> [The problem]
If a line in the records contains the string "Protein", show that line.

§ §

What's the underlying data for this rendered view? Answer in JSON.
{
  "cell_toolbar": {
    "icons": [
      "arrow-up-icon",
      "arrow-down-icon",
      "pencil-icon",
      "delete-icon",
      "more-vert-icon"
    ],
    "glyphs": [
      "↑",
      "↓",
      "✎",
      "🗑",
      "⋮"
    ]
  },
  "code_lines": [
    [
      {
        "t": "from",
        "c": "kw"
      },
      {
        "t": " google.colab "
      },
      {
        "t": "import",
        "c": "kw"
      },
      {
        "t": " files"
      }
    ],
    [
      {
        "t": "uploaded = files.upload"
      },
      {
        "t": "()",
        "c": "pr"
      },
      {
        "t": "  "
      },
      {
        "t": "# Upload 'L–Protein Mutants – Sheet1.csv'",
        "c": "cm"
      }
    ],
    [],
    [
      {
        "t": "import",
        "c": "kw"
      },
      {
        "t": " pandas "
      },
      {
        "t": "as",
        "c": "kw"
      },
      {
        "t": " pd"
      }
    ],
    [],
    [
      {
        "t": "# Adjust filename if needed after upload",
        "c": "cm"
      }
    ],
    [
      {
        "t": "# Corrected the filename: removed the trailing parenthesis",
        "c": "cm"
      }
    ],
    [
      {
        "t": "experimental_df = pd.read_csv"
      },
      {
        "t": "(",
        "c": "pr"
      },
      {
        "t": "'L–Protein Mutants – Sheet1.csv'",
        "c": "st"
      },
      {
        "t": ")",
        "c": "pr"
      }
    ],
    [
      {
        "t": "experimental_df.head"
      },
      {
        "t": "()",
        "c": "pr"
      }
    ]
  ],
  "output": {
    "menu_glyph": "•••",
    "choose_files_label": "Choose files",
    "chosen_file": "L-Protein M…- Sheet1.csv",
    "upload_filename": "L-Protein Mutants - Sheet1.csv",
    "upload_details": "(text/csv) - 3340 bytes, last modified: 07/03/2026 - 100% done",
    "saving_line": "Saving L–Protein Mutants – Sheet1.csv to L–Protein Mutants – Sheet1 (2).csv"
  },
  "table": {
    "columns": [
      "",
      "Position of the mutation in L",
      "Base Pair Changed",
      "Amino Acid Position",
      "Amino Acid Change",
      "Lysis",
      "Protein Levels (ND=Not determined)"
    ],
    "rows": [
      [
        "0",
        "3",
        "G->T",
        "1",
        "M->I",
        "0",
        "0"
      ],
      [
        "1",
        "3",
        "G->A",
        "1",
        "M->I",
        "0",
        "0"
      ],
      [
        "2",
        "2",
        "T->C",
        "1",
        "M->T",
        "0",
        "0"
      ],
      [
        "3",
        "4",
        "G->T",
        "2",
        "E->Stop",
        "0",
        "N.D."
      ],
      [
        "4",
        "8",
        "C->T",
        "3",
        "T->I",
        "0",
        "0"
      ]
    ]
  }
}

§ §

> [Solved exercise]
        "t": "# Upload 'L–Protein Mutants – Sheet1.csv'",
        "t": "'L–Protein Mutants – Sheet1.csv'",
    "chosen_file": "L-Protein M…- Sheet1.csv",
    "upload_filename": "L-Protein Mutants - Sheet1.csv",
    "saving_line": "Saving L–Protein Mutants – Sheet1.csv to L–Protein Mutants – Sheet1 (2).csv"
      "Protein Levels (ND=Not determined)"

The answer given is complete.